▶ [WORK REQUIRED]: Your copy of the listing should match it exactly, only without pictures.

▶ [LISTED RECORDS]:
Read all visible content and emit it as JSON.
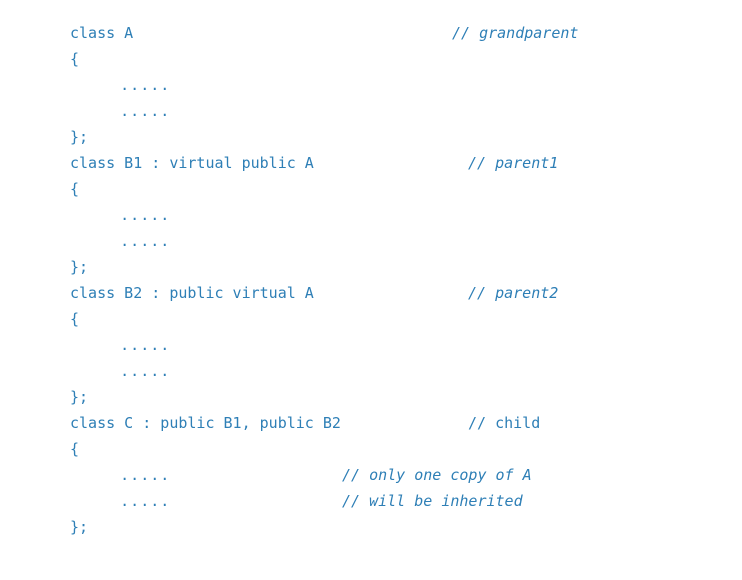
{
  "code": {
    "lines": [
      {
        "text": "class A",
        "comment": "// grandparent"
      },
      {
        "text": "{"
      },
      {
        "text": "     ....."
      },
      {
        "text": "     ....."
      },
      {
        "text": "};"
      },
      {
        "text": "class B1 : virtual public A",
        "comment": "// parent1"
      },
      {
        "text": "{"
      },
      {
        "text": "     ....."
      },
      {
        "text": "     ....."
      },
      {
        "text": "};"
      },
      {
        "text": "class B2 : public virtual A",
        "comment": "// parent2"
      },
      {
        "text": "{"
      },
      {
        "text": "     ....."
      },
      {
        "text": "     ....."
      },
      {
        "text": "};"
      },
      {
        "text": "class C : public B1, public B2",
        "comment": "// child"
      },
      {
        "text": "{"
      },
      {
        "text": "     .....",
        "comment": "// only one copy of A"
      },
      {
        "text": "     .....",
        "comment": "// will be inherited"
      },
      {
        "text": "};"
      }
    ]
  }
}
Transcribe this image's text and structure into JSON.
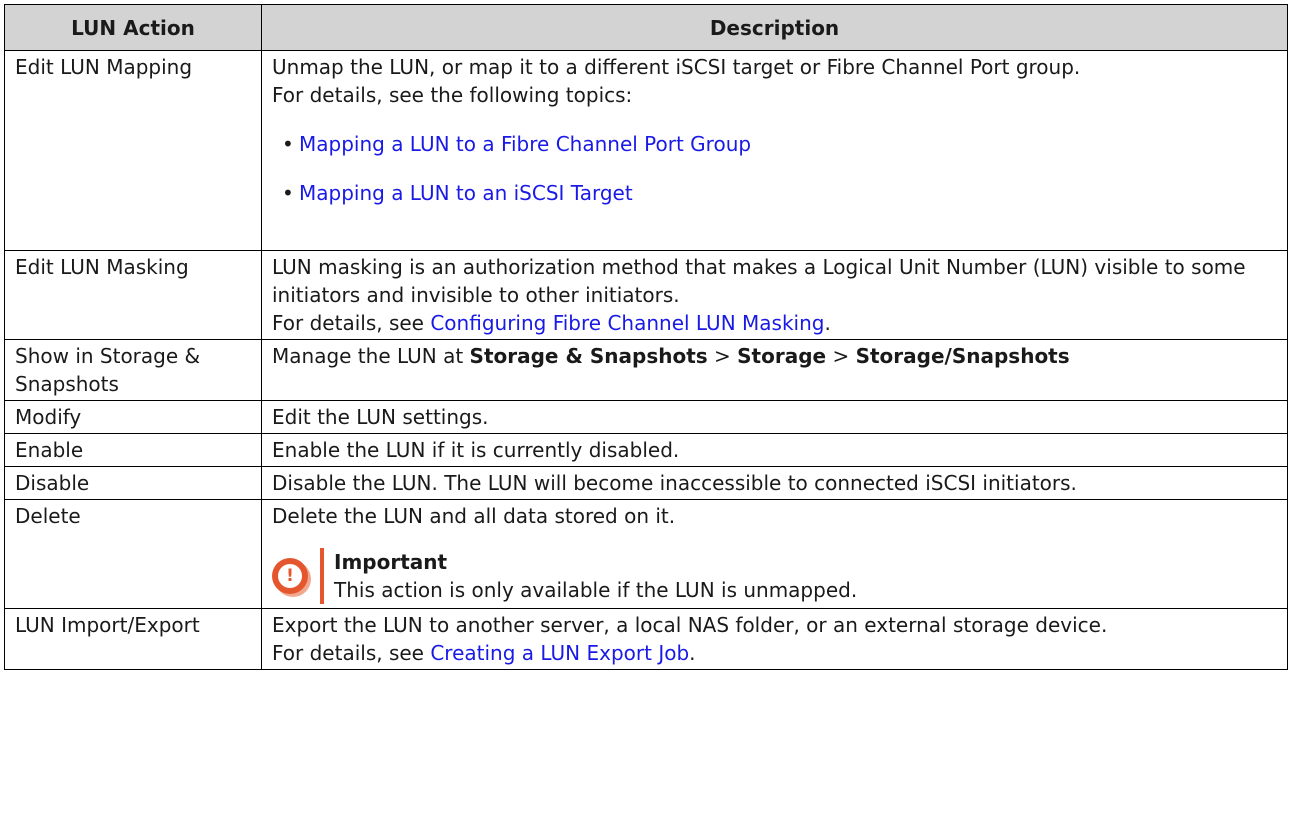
{
  "headers": [
    "LUN Action",
    "Description"
  ],
  "rows": {
    "edit_mapping": {
      "action": "Edit LUN Mapping",
      "desc1": "Unmap the LUN, or map it to a different iSCSI target or Fibre Channel Port group.",
      "desc2": "For details, see the following topics:",
      "link1": "Mapping a LUN to a Fibre Channel Port Group",
      "link2": "Mapping a LUN to an iSCSI Target",
      "bullet": "•"
    },
    "edit_masking": {
      "action": "Edit LUN Masking",
      "desc1": "LUN masking is an authorization method that makes a Logical Unit Number (LUN) visible to some initiators and invisible to other initiators.",
      "desc2_prefix": "For details, see ",
      "link": "Configuring Fibre Channel LUN Masking",
      "desc2_suffix": "."
    },
    "show_storage": {
      "action": "Show in Storage & Snapshots",
      "prefix": "Manage the LUN at ",
      "b1": "Storage & Snapshots",
      "sep1": " > ",
      "b2": "Storage",
      "sep2": " > ",
      "b3": "Storage/Snapshots"
    },
    "modify": {
      "action": "Modify",
      "desc": "Edit the LUN settings."
    },
    "enable": {
      "action": "Enable",
      "desc": "Enable the LUN if it is currently disabled."
    },
    "disable": {
      "action": "Disable",
      "desc": "Disable the LUN. The LUN will become inaccessible to connected iSCSI initiators."
    },
    "delete": {
      "action": "Delete",
      "desc": "Delete the LUN and all data stored on it.",
      "note_title": "Important",
      "note_text": "This action is only available if the LUN is unmapped.",
      "note_glyph": "!"
    },
    "import_export": {
      "action": "LUN Import/Export",
      "desc1": "Export the LUN to another server, a local NAS folder, or an external storage device.",
      "desc2_prefix": "For details, see ",
      "link": "Creating a LUN Export Job",
      "desc2_suffix": "."
    }
  },
  "colors": {
    "header_bg": "#d3d3d3",
    "link": "#1a1ae6",
    "important": "#e4572e"
  }
}
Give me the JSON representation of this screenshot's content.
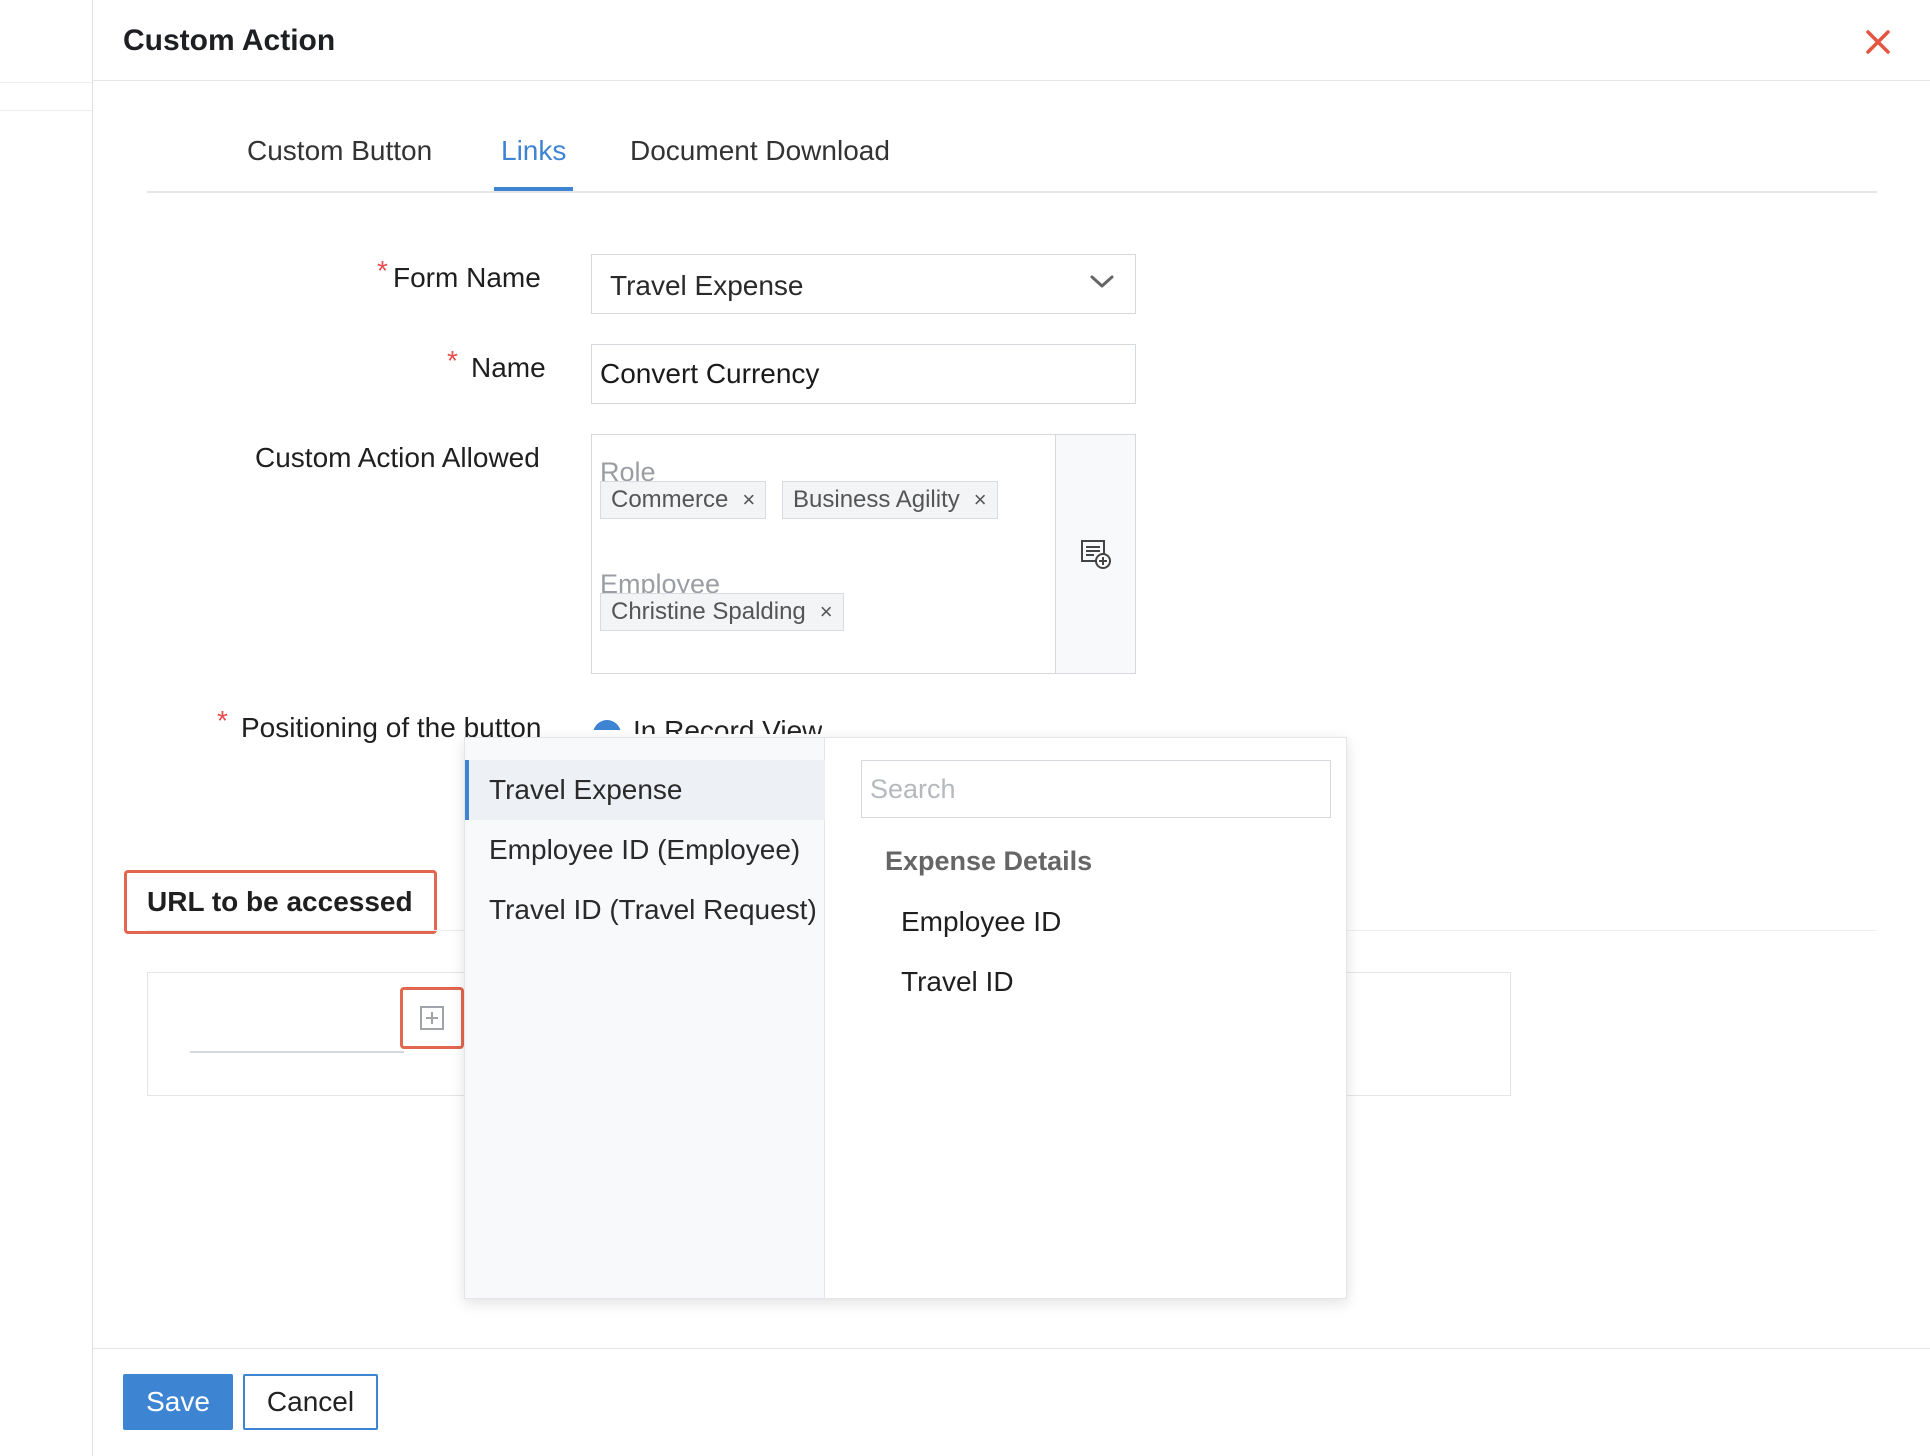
{
  "dialog": {
    "title": "Custom Action"
  },
  "tabs": [
    {
      "label": "Custom Button"
    },
    {
      "label": "Links"
    },
    {
      "label": "Document Download"
    }
  ],
  "form": {
    "form_name_label": "Form Name",
    "form_name_value": "Travel Expense",
    "name_label": "Name",
    "name_value": "Convert Currency",
    "allowed_label": "Custom Action Allowed",
    "allowed_groups": [
      {
        "title": "Role",
        "chips": [
          "Commerce",
          "Business Agility"
        ]
      },
      {
        "title": "Employee",
        "chips": [
          "Christine Spalding"
        ]
      }
    ],
    "position_label": "Positioning of the button",
    "position_option": "In Record View",
    "required_mark": "*"
  },
  "url_section": {
    "heading": "URL to be accessed"
  },
  "field_picker": {
    "forms": [
      "Travel Expense",
      "Employee ID (Employee)",
      "Travel ID (Travel Request)"
    ],
    "search_placeholder": "Search",
    "group_title": "Expense Details",
    "fields": [
      "Employee ID",
      "Travel ID"
    ]
  },
  "footer": {
    "save_label": "Save",
    "cancel_label": "Cancel"
  },
  "colors": {
    "accent": "#3d84d3",
    "highlight": "#e2674f",
    "close": "#e4553f",
    "required": "#e84c4c"
  },
  "icons": {
    "close": "close-icon",
    "chevron": "chevron-down-icon",
    "add_list": "add-list-icon",
    "insert": "insert-field-icon",
    "chip_remove": "×"
  }
}
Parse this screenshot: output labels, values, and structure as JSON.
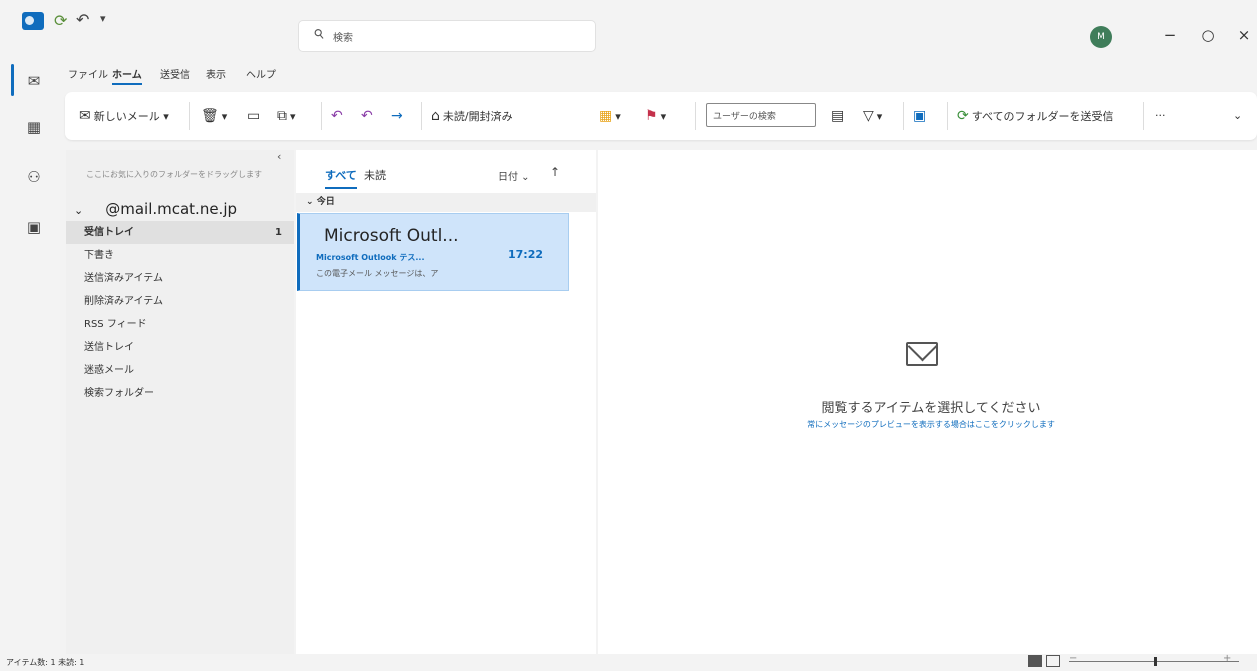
{
  "search": {
    "placeholder": "検索"
  },
  "titlebar": {
    "avatar_initial": "M",
    "minimize": "−",
    "restore": "○",
    "close": "×",
    "undo": "↶",
    "sync": "⟳",
    "qa_more": "▾"
  },
  "menu": {
    "tabs": [
      "ファイル",
      "ホーム",
      "送受信",
      "表示",
      "ヘルプ"
    ]
  },
  "ribbon": {
    "new_mail": "新しいメール",
    "unread_read": "未読/開封済み",
    "user_search": "ユーザーの検索",
    "send_receive_all": "すべてのフォルダーを送受信",
    "more": "···"
  },
  "folder_pane": {
    "drag_hint": "ここにお気に入りのフォルダーをドラッグします",
    "account": "@mail.mcat.ne.jp",
    "folders": [
      {
        "name": "受信トレイ",
        "count": "1"
      },
      {
        "name": "下書き"
      },
      {
        "name": "送信済みアイテム"
      },
      {
        "name": "削除済みアイテム"
      },
      {
        "name": "RSS フィード"
      },
      {
        "name": "送信トレイ"
      },
      {
        "name": "迷惑メール"
      },
      {
        "name": "検索フォルダー"
      }
    ]
  },
  "message_list": {
    "tab_all": "すべて",
    "tab_unread": "未読",
    "sort_by": "日付",
    "group": "今日",
    "messages": [
      {
        "from": "Microsoft Outl...",
        "subject": "Microsoft Outlook テス...",
        "time": "17:22",
        "preview": "この電子メール メッセージは、ア"
      }
    ]
  },
  "reading_pane": {
    "title": "閲覧するアイテムを選択してください",
    "subtitle": "常にメッセージのプレビューを表示する場合はここをクリックします"
  },
  "status": {
    "text": "アイテム数: 1   未読: 1"
  },
  "colors": {
    "accent": "#0f6cbd",
    "selected_item": "#cfe4fa"
  }
}
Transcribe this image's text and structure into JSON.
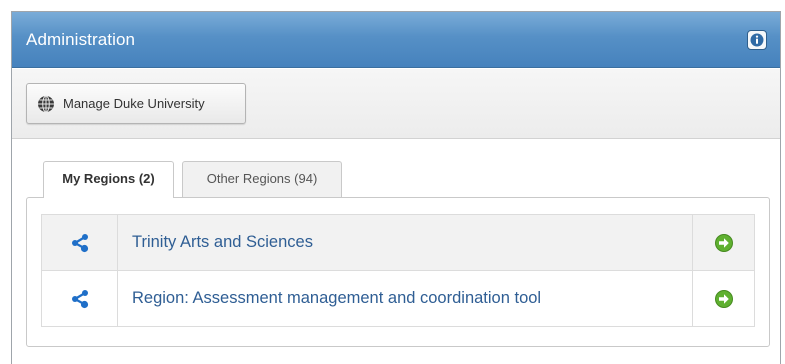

▶ [EXERCISE RESULT]:
Read all visible content and emit it as JSON.
{
  "code": {
    "lines": [
      {
        "text": "class A",
        "comment": "// grandparent"
      },
      {
        "text": "{"
      },
      {
        "text": "     ....."
      },
      {
        "text": "     ....."
      },
      {
        "text": "};"
      },
      {
        "text": "class B1 : virtual public A",
        "comment": "// parent1"
      },
      {
        "text": "{"
      },
      {
        "text": "     ....."
      },
      {
        "text": "     ....."
      },
      {
        "text": "};"
      },
      {
        "text": "class B2 : public virtual A",
        "comment": "// parent2"
      },
      {
        "text": "{"
      },
      {
        "text": "     ....."
      },
      {
        "text": "     ....."
      },
      {
        "text": "};"
      },
      {
        "text": "class C : public B1, public B2",
        "comment": "// child"
      },
      {
        "text": "{"
      },
      {
        "text": "     .....",
        "comment": "// only one copy of A"
      },
      {
        "text": "     .....",
        "comment": "// will be inherited"
      },
      {
        "text": "};"
      }
    ]
  }
}
Transcribe this image's text and structure into JSON.
{
  "headers": [
    "LUN Action",
    "Description"
  ],
  "rows": {
    "edit_mapping": {
      "action": "Edit LUN Mapping",
      "desc1": "Unmap the LUN, or map it to a different iSCSI target or Fibre Channel Port group.",
      "desc2": "For details, see the following topics:",
      "link1": "Mapping a LUN to a Fibre Channel Port Group",
      "link2": "Mapping a LUN to an iSCSI Target",
      "bullet": "•"
    },
    "edit_masking": {
      "action": "Edit LUN Masking",
      "desc1": "LUN masking is an authorization method that makes a Logical Unit Number (LUN) visible to some initiators and invisible to other initiators.",
      "desc2_prefix": "For details, see ",
      "link": "Configuring Fibre Channel LUN Masking",
      "desc2_suffix": "."
    },
    "show_storage": {
      "action": "Show in Storage & Snapshots",
      "prefix": "Manage the LUN at ",
      "b1": "Storage & Snapshots",
      "sep1": " > ",
      "b2": "Storage",
      "sep2": " > ",
      "b3": "Storage/Snapshots"
    },
    "modify": {
      "action": "Modify",
      "desc": "Edit the LUN settings."
    },
    "enable": {
      "action": "Enable",
      "desc": "Enable the LUN if it is currently disabled."
    },
    "disable": {
      "action": "Disable",
      "desc": "Disable the LUN. The LUN will become inaccessible to connected iSCSI initiators."
    },
    "delete": {
      "action": "Delete",
      "desc": "Delete the LUN and all data stored on it.",
      "note_title": "Important",
      "note_text": "This action is only available if the LUN is unmapped.",
      "note_glyph": "!"
    },
    "import_export": {
      "action": "LUN Import/Export",
      "desc1": "Export the LUN to another server, a local NAS folder, or an external storage device.",
      "desc2_prefix": "For details, see ",
      "link": "Creating a LUN Export Job",
      "desc2_suffix": "."
    }
  },
  "colors": {
    "header_bg": "#d3d3d3",
    "link": "#1a1ae6",
    "important": "#e4572e"
  }
}
Give me the JSON representation of this screenshot's content.
{
  "dialog": {
    "title": "Custom Action"
  },
  "tabs": [
    {
      "label": "Custom Button"
    },
    {
      "label": "Links"
    },
    {
      "label": "Document Download"
    }
  ],
  "form": {
    "form_name_label": "Form Name",
    "form_name_value": "Travel Expense",
    "name_label": "Name",
    "name_value": "Convert Currency",
    "allowed_label": "Custom Action Allowed",
    "allowed_groups": [
      {
        "title": "Role",
        "chips": [
          "Commerce",
          "Business Agility"
        ]
      },
      {
        "title": "Employee",
        "chips": [
          "Christine Spalding"
        ]
      }
    ],
    "position_label": "Positioning of the button",
    "position_option": "In Record View",
    "required_mark": "*"
  },
  "url_section": {
    "heading": "URL to be accessed"
  },
  "field_picker": {
    "forms": [
      "Travel Expense",
      "Employee ID (Employee)",
      "Travel ID (Travel Request)"
    ],
    "search_placeholder": "Search",
    "group_title": "Expense Details",
    "fields": [
      "Employee ID",
      "Travel ID"
    ]
  },
  "footer": {
    "save_label": "Save",
    "cancel_label": "Cancel"
  },
  "colors": {
    "accent": "#3d84d3",
    "highlight": "#e2674f",
    "close": "#e4553f",
    "required": "#e84c4c"
  },
  "icons": {
    "close": "close-icon",
    "chevron": "chevron-down-icon",
    "add_list": "add-list-icon",
    "insert": "insert-field-icon",
    "chip_remove": "×"
  }
}
Parse this screenshot: output labels, values, and structure as JSON.
{
  "search": {
    "placeholder": "検索"
  },
  "titlebar": {
    "avatar_initial": "M",
    "minimize": "−",
    "restore": "○",
    "close": "×",
    "undo": "↶",
    "sync": "⟳",
    "qa_more": "▾"
  },
  "menu": {
    "tabs": [
      "ファイル",
      "ホーム",
      "送受信",
      "表示",
      "ヘルプ"
    ]
  },
  "ribbon": {
    "new_mail": "新しいメール",
    "unread_read": "未読/開封済み",
    "user_search": "ユーザーの検索",
    "send_receive_all": "すべてのフォルダーを送受信",
    "more": "···"
  },
  "folder_pane": {
    "drag_hint": "ここにお気に入りのフォルダーをドラッグします",
    "account": "@mail.mcat.ne.jp",
    "folders": [
      {
        "name": "受信トレイ",
        "count": "1"
      },
      {
        "name": "下書き"
      },
      {
        "name": "送信済みアイテム"
      },
      {
        "name": "削除済みアイテム"
      },
      {
        "name": "RSS フィード"
      },
      {
        "name": "送信トレイ"
      },
      {
        "name": "迷惑メール"
      },
      {
        "name": "検索フォルダー"
      }
    ]
  },
  "message_list": {
    "tab_all": "すべて",
    "tab_unread": "未読",
    "sort_by": "日付",
    "group": "今日",
    "messages": [
      {
        "from": "Microsoft Outl...",
        "subject": "Microsoft Outlook テス...",
        "time": "17:22",
        "preview": "この電子メール メッセージは、ア"
      }
    ]
  },
  "reading_pane": {
    "title": "閲覧するアイテムを選択してください",
    "subtitle": "常にメッセージのプレビューを表示する場合はここをクリックします"
  },
  "status": {
    "text": "アイテム数: 1   未読: 1"
  },
  "colors": {
    "accent": "#0f6cbd",
    "selected_item": "#cfe4fa"
  }
}
Transcribe this image's text and structure into JSON.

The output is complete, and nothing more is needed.